Dataset rows describing interfaces:

■ ■ ■ ■

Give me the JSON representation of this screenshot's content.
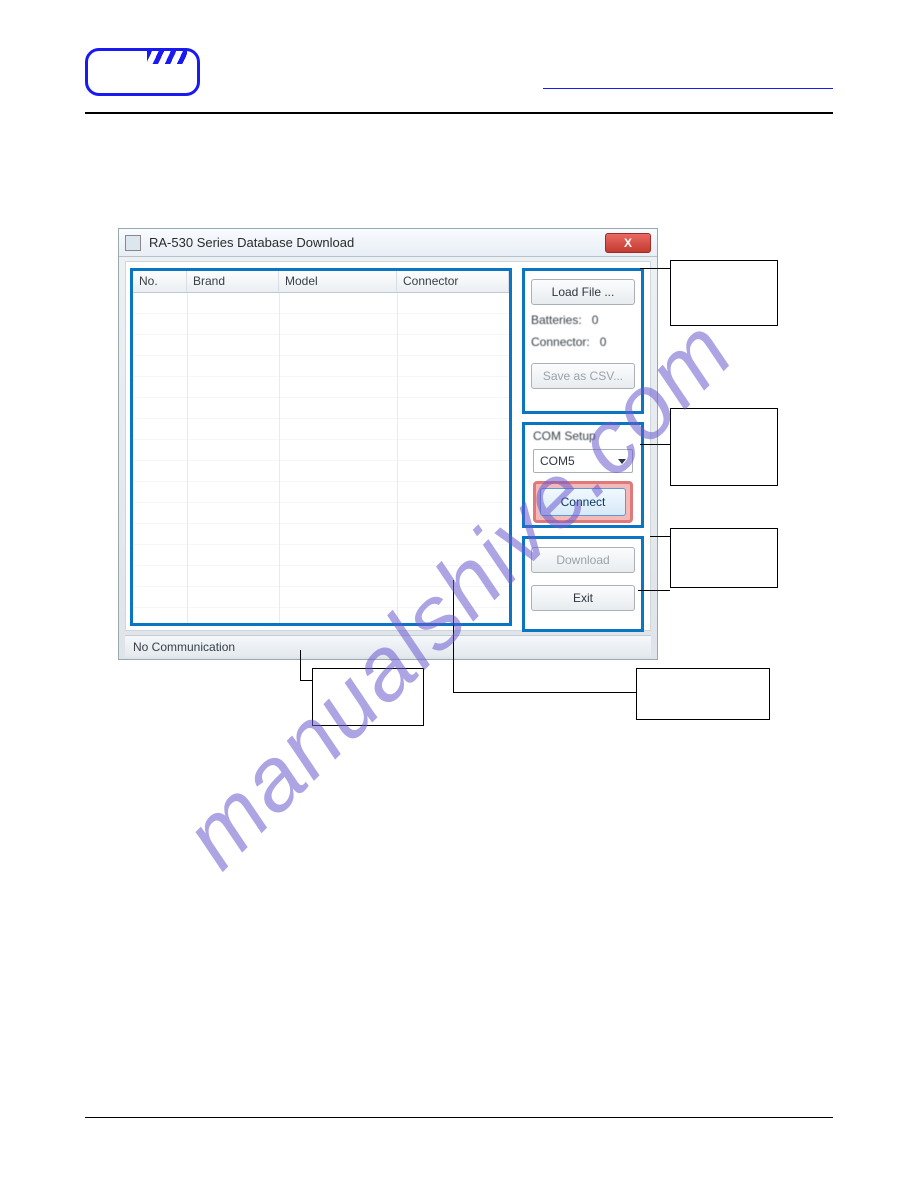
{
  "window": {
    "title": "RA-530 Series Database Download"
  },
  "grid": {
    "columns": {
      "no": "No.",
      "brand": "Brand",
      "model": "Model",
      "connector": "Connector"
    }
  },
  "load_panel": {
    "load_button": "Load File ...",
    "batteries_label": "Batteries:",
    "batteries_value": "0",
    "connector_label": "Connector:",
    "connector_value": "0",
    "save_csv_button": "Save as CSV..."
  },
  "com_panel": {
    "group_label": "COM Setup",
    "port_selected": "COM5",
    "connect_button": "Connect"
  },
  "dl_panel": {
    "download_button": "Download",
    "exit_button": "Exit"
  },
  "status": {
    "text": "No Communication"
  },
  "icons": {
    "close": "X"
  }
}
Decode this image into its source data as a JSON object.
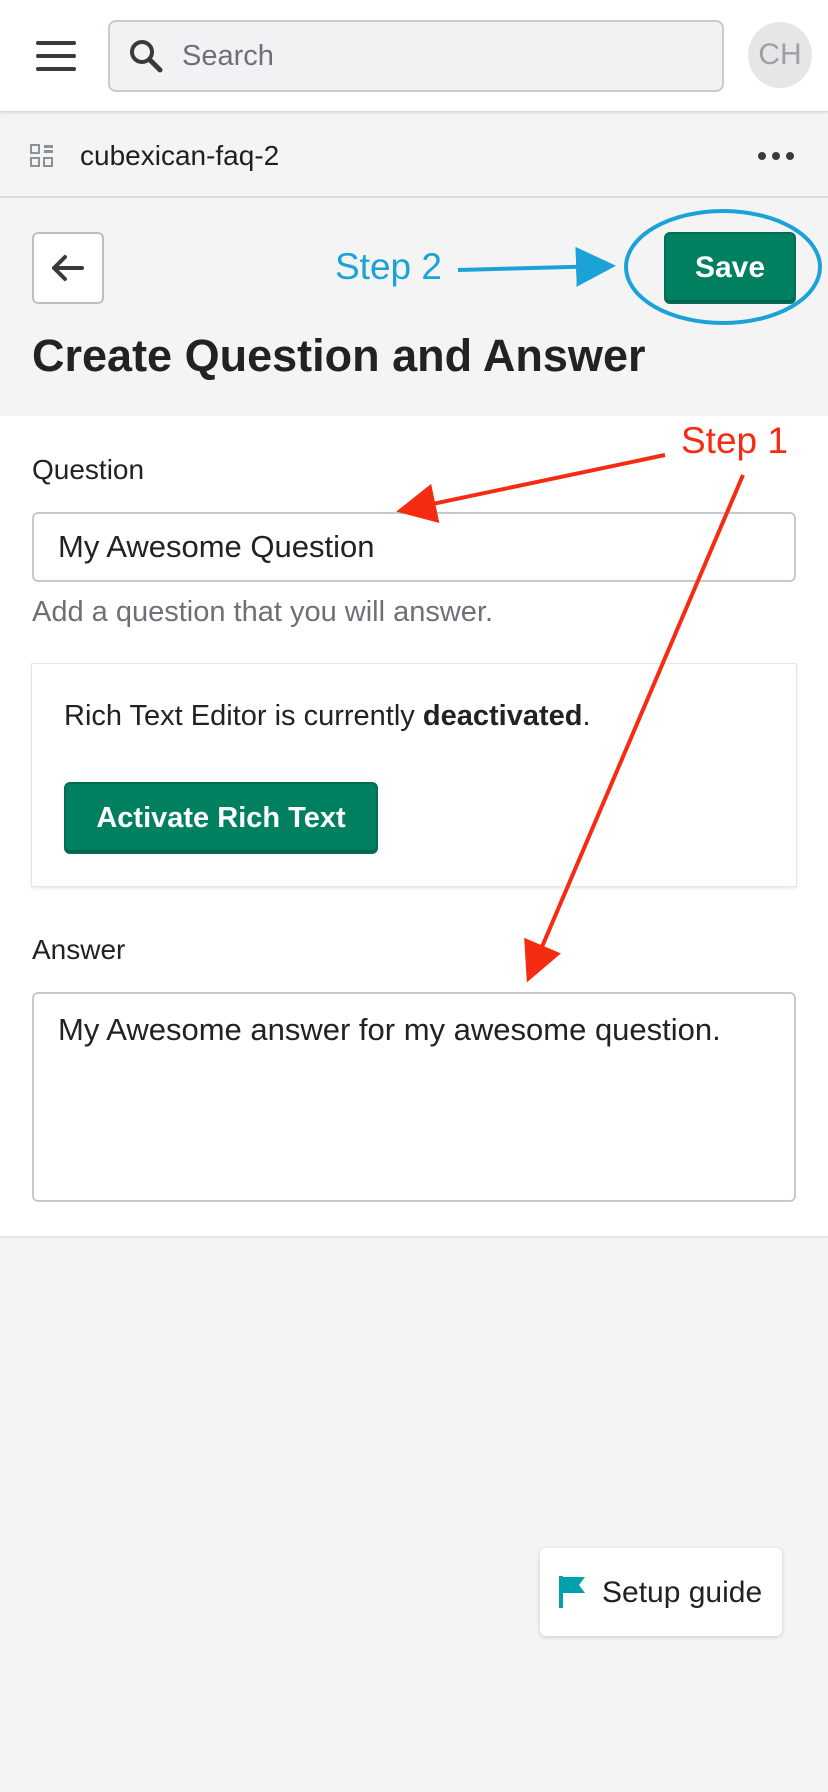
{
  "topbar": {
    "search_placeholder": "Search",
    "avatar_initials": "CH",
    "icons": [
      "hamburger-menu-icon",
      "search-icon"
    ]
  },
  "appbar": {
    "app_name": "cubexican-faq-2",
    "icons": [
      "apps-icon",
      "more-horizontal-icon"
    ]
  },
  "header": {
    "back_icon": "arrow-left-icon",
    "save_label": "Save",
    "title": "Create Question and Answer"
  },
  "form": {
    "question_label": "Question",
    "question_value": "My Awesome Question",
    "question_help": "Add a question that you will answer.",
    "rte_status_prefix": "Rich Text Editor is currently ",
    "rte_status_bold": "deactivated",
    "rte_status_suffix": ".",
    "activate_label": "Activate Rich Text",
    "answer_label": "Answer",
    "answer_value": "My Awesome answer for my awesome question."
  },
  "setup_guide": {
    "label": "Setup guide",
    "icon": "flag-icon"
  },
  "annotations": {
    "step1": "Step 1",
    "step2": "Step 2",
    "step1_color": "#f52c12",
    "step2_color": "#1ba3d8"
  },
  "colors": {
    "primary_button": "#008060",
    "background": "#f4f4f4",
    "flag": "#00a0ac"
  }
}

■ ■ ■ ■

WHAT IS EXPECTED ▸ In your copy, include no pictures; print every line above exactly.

WRITTEN SOLUTION ▸
Give me the JSON representation of this screenshot's content.
{
  "window": {
    "title": "RA-530 Series Database Download"
  },
  "grid": {
    "columns": {
      "no": "No.",
      "brand": "Brand",
      "model": "Model",
      "connector": "Connector"
    }
  },
  "load_panel": {
    "load_button": "Load File ...",
    "batteries_label": "Batteries:",
    "batteries_value": "0",
    "connector_label": "Connector:",
    "connector_value": "0",
    "save_csv_button": "Save as CSV..."
  },
  "com_panel": {
    "group_label": "COM Setup",
    "port_selected": "COM5",
    "connect_button": "Connect"
  },
  "dl_panel": {
    "download_button": "Download",
    "exit_button": "Exit"
  },
  "status": {
    "text": "No Communication"
  },
  "icons": {
    "close": "X"
  }
}
Decode this image into its source data as a JSON object.
{
  "topbar": {
    "search_placeholder": "Search",
    "avatar_initials": "CH",
    "icons": [
      "hamburger-menu-icon",
      "search-icon"
    ]
  },
  "appbar": {
    "app_name": "cubexican-faq-2",
    "icons": [
      "apps-icon",
      "more-horizontal-icon"
    ]
  },
  "header": {
    "back_icon": "arrow-left-icon",
    "save_label": "Save",
    "title": "Create Question and Answer"
  },
  "form": {
    "question_label": "Question",
    "question_value": "My Awesome Question",
    "question_help": "Add a question that you will answer.",
    "rte_status_prefix": "Rich Text Editor is currently ",
    "rte_status_bold": "deactivated",
    "rte_status_suffix": ".",
    "activate_label": "Activate Rich Text",
    "answer_label": "Answer",
    "answer_value": "My Awesome answer for my awesome question."
  },
  "setup_guide": {
    "label": "Setup guide",
    "icon": "flag-icon"
  },
  "annotations": {
    "step1": "Step 1",
    "step2": "Step 2",
    "step1_color": "#f52c12",
    "step2_color": "#1ba3d8"
  },
  "colors": {
    "primary_button": "#008060",
    "background": "#f4f4f4",
    "flag": "#00a0ac"
  }
}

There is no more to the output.